Since it has become inevitable for businesses to set climate agendas, most sustainability strategies and finance are driven by a climate-first approach, sidelining other important areas, such as biodiversity.

“There is a need to emphasise that climate change and loss of nature are inextricably linked since both drive each other, and neither can be solved in isolation,”

says Thomas Ball, Director of Nature and Land Use at KPMG’s Sustainable Futures.

The concept of creating a nature positive economy is gaining momentum in the business, policy, and finance sectors and becoming more recognised as a way to address global ecological and societal challenges.

Based on the definition promoted by the global Nature Positive Initiative, it practically means that we ‘halt and reverse nature loss by 2030 on a 2020 baseline and achieve full recovery by 2050’, also known as the Global Goal for Nature.

As Thomas explains, nature positive is " a world where nature - species and ecosystems - is being restored and is regenerating rather than declining.”

This initiative is directly linked to the Global Biodiversity Framework (GBF), signed by 190 countries at the COP 15 UN Biodiversity Conference in 2022.

The Nature Positive Initiative advocates for the full implementation of the Biodiversity Plan to reverse nature loss by 2030. Image: Nature Positive Initiative

“Target 15 under the GBF is particularly important for businesses: `Businesses Assess, Disclose and Reduce Biodiversity-Related Risks and Negative Impacts`.

However, it is still challenging to translate these global goals and definitions into tangible actions,” adds Thomas, noting that this will happen sooner rather than later.

Although it is tempting to say that my business is unrelated to nature, very few companies can function in complete isolation from ecosystems, and it is becoming more expensive to keep problems away and pay off rather than address root issues.

He highlights that forward-thinking businesses are already integrating nature and climate strategies and that ready-to-use resources are available to help companies design meaningful plans and outline required steps.

A practical tool he recommends is the LEAP framework, a four-step practical process set out by the Taskforce on Nature-related Financial Disclosures, which stands for Locate, Evaluate, Assess and Prepare.

It starts by locating the company`s direct and indirect interface with nature and biodiversity, then evaluates nature-related impacts and dependencies from the business model and activities, assesses related risks and opportunities, and concludes by disclosing the findings in a report.

The next phase is to develop an integrated climate and nature transition plan with clear, actionable steps to achieve science-based targets in order to build resilience and contribute to a more sustainable economy.

Although it might all seem very logical, it is far from being the business-as-usual practice.

“Nature, in some quarters, continues to play second-order priority to climate change and other ESG topics, but in the main, it is rapidly rising on the agenda,”

shares Thomas.

He adds that "in general, leaders are familiar with nature-related issues but it is a challenge for them to prioritise, make it tangible and divert funding towards this area as it doesn`t seem to have the same urgency as addressing the climate crisis.”

Thomas Ball, Director Sustainable Futures KPMG in Ireland and Lead of the Nature, Biodiversity and Land Use service

“If you don`t consider nature in your decarbonisation process and take the services it provides for granted, you are missing something vital.”

He explains that driving finance into nature protection and restoration is critical.

"Investors should look for co-benefits for nature, climate and people.

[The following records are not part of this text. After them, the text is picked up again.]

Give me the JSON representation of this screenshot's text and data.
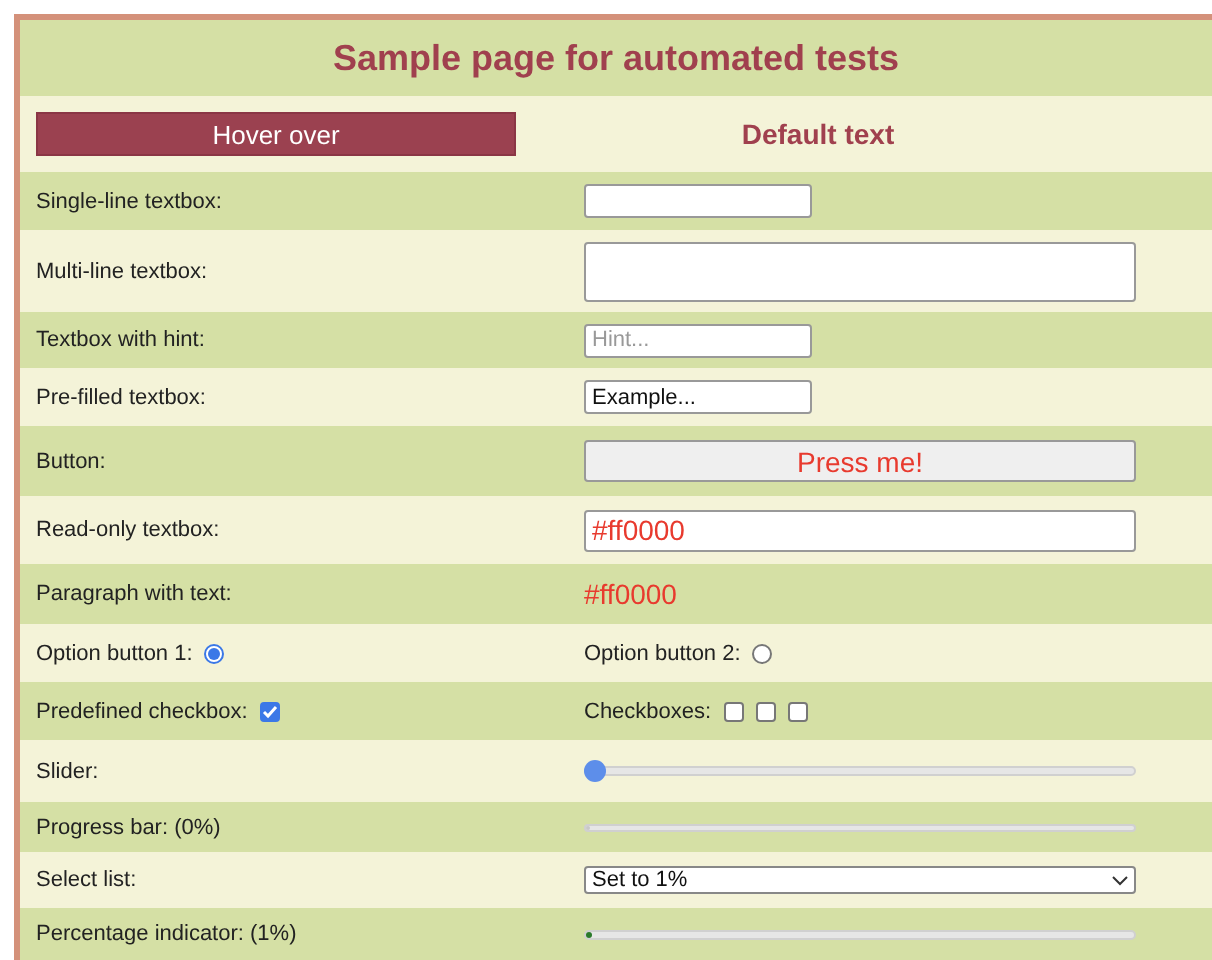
{
  "title": "Sample page for automated tests",
  "hover_button": "Hover over",
  "default_text": "Default text",
  "rows": [
    {
      "kind": "input",
      "label": "Single-line textbox:"
    },
    {
      "kind": "textarea",
      "label": "Multi-line textbox:"
    },
    {
      "kind": "input",
      "label": "Textbox with hint:",
      "placeholder": "Hint..."
    },
    {
      "kind": "input",
      "label": "Pre-filled textbox:",
      "value": "Example..."
    },
    {
      "kind": "button",
      "label": "Button:",
      "text": "Press me!"
    },
    {
      "kind": "readonly",
      "label": "Read-only textbox:",
      "value": "#ff0000"
    },
    {
      "kind": "paragraph",
      "label": "Paragraph with text:",
      "text": "#ff0000"
    },
    {
      "kind": "radios",
      "options": [
        {
          "label": "Option button 1:",
          "selected": true
        },
        {
          "label": "Option button 2:",
          "selected": false
        }
      ]
    },
    {
      "kind": "checkboxes",
      "checkbox": {
        "label": "Predefined checkbox:",
        "checked": true
      },
      "group": {
        "label": "Checkboxes:",
        "boxes": [
          {
            "checked": false
          },
          {
            "checked": false
          },
          {
            "checked": false
          }
        ]
      }
    },
    {
      "kind": "slider",
      "label": "Slider:",
      "level": 0
    },
    {
      "kind": "progress",
      "label": "Progress bar: (0%)",
      "level": 0
    },
    {
      "kind": "select",
      "label": "Select list:",
      "value": "Set to 1%"
    },
    {
      "kind": "meter",
      "label": "Percentage indicator: (1%)",
      "level": 0.01
    }
  ]
}
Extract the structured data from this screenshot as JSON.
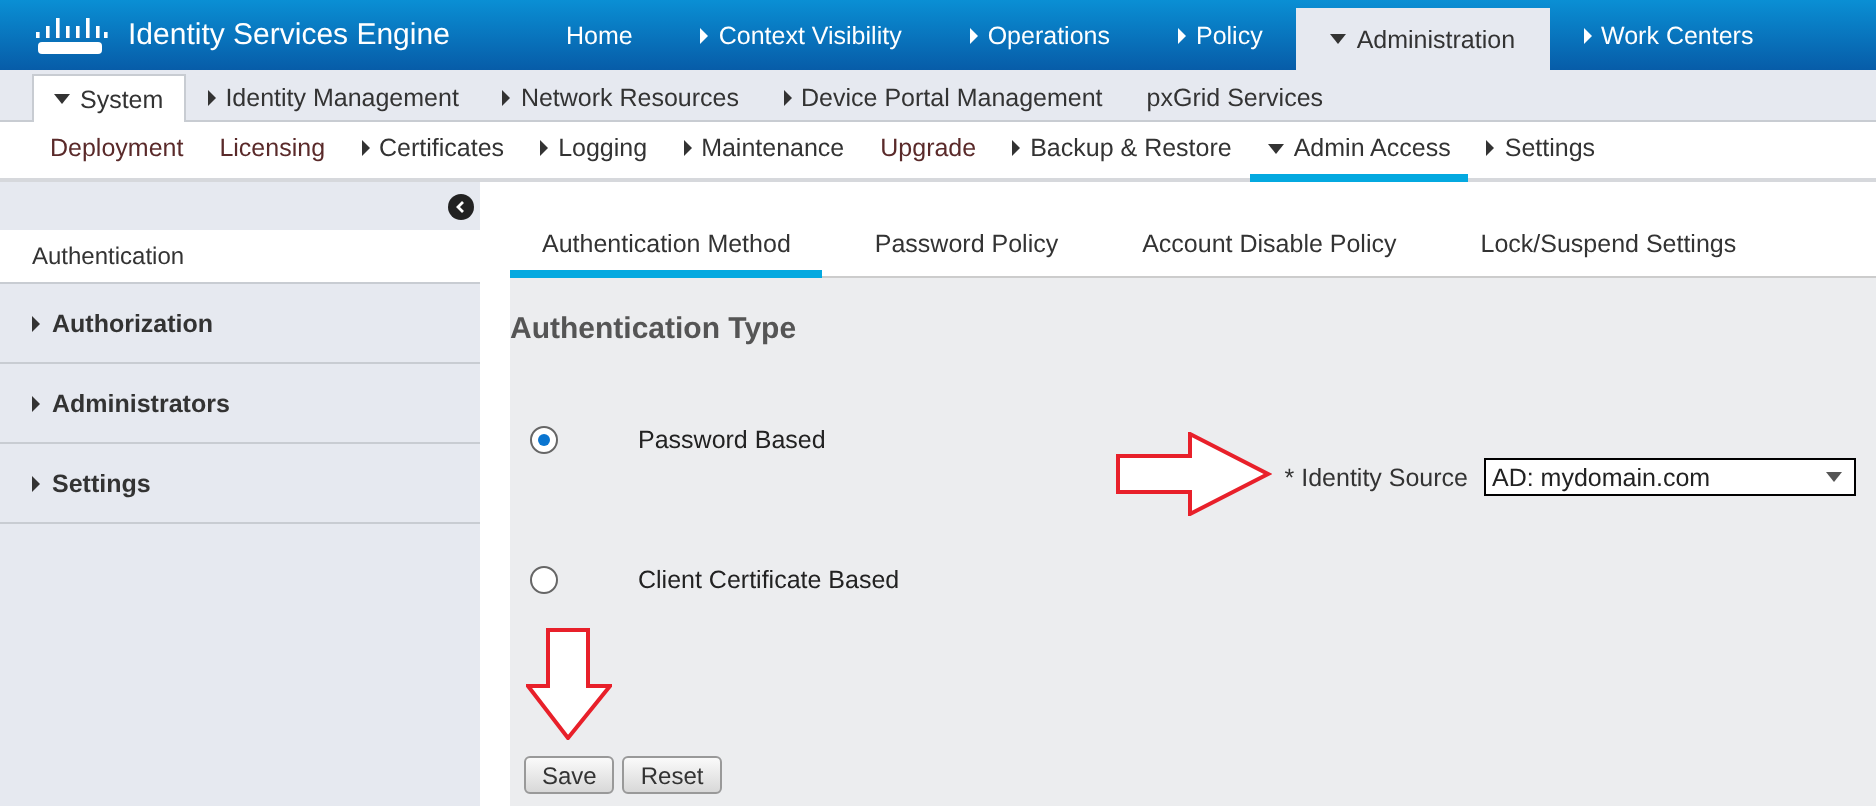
{
  "header": {
    "product": "Identity Services Engine",
    "nav": [
      {
        "label": "Home",
        "kind": "plain",
        "selected": false
      },
      {
        "label": "Context Visibility",
        "kind": "collapsed",
        "selected": false
      },
      {
        "label": "Operations",
        "kind": "collapsed",
        "selected": false
      },
      {
        "label": "Policy",
        "kind": "collapsed",
        "selected": false
      },
      {
        "label": "Administration",
        "kind": "expanded",
        "selected": true
      },
      {
        "label": "Work Centers",
        "kind": "collapsed",
        "selected": false
      }
    ]
  },
  "subnav": [
    {
      "label": "System",
      "kind": "expanded",
      "selected": true
    },
    {
      "label": "Identity Management",
      "kind": "collapsed",
      "selected": false
    },
    {
      "label": "Network Resources",
      "kind": "collapsed",
      "selected": false
    },
    {
      "label": "Device Portal Management",
      "kind": "collapsed",
      "selected": false
    },
    {
      "label": "pxGrid Services",
      "kind": "plain",
      "selected": false
    }
  ],
  "menu": [
    {
      "label": "Deployment",
      "kind": "plain",
      "selected": false
    },
    {
      "label": "Licensing",
      "kind": "plain",
      "selected": false
    },
    {
      "label": "Certificates",
      "kind": "collapsed",
      "selected": false
    },
    {
      "label": "Logging",
      "kind": "collapsed",
      "selected": false
    },
    {
      "label": "Maintenance",
      "kind": "collapsed",
      "selected": false
    },
    {
      "label": "Upgrade",
      "kind": "plain",
      "selected": false
    },
    {
      "label": "Backup & Restore",
      "kind": "collapsed",
      "selected": false
    },
    {
      "label": "Admin Access",
      "kind": "expanded",
      "selected": true
    },
    {
      "label": "Settings",
      "kind": "collapsed",
      "selected": false
    }
  ],
  "sidebar": {
    "items": [
      {
        "label": "Authentication",
        "kind": "plain",
        "selected": true
      },
      {
        "label": "Authorization",
        "kind": "collapsed",
        "selected": false
      },
      {
        "label": "Administrators",
        "kind": "collapsed",
        "selected": false
      },
      {
        "label": "Settings",
        "kind": "collapsed",
        "selected": false
      }
    ]
  },
  "tabs": [
    {
      "label": "Authentication Method",
      "selected": true
    },
    {
      "label": "Password Policy",
      "selected": false
    },
    {
      "label": "Account Disable Policy",
      "selected": false
    },
    {
      "label": "Lock/Suspend Settings",
      "selected": false
    }
  ],
  "section_title": "Authentication Type",
  "options": [
    {
      "label": "Password Based",
      "selected": true
    },
    {
      "label": "Client Certificate Based",
      "selected": false
    }
  ],
  "identity_source": {
    "label": "* Identity Source",
    "value": "AD: mydomain.com"
  },
  "buttons": [
    "Save",
    "Reset"
  ]
}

For example, it's important to plant the right trees in the right place to restore biodiversity, sequester carbon and provide amenity value to communities. This requires a landscape-scale approach and engaging local stakeholders in decision making is critical to that process."

It is also a question of positioning nature-related investments and business strategies to identify new potential growth areas.

Changing the optics on how acceptable it is to exploit or sideline nature could also spark change.

“You would not hear a company disclosing that modern slavery is just an inevitable consequence of running their business - they would know this is unacceptable and needed to be tackled immediately.

We need the same to happen for nature so a company knows that it is unacceptable for their business to be associated with deforestation in the Amazon or in biodiversity rich regions such as Borneo."

However, he notes that “The list of requirements and challenges for businesses is immense, and so many don’t have the capacity or personnel to take on what is regarded as a separate or less important issue.”

Education and collaboration are the key components Thomas thinks will be critical to making the necessary changes, especially in the field of connecting the finance sector with environmental conservationists, as they are generally very different communities.

Despite the challenges, some encouraging progress has been made in Ireland, such as the recent Citizen’s Assembly on Biodiversity Loss or the publication of the 4th National Biodiversity Action Plan in Ireland.

“The tone and scope of the conversation have changed, and there is more openness and willingness to learn and consider the importance of the topic. This has yet to translate into any radical shifts in how we do business in Ireland or globally, but we are starting to see some positive signs.”

We need to build up the skillset that allows people in various roles to understand business and nature alike so they can connect the dots and drive projects that integrate both.

A great example is building the Peatland Finance Ireland initiative that offers an innovative model for funding and rewarding peatland restoration while engaging multiple stakeholders in aligning the carbon, water and biodiversity agendas with opportunities for communities and regional development.

Szilvia Szabó

Szilvia Szabó Author

Journalist, Editor
Journalist, Editor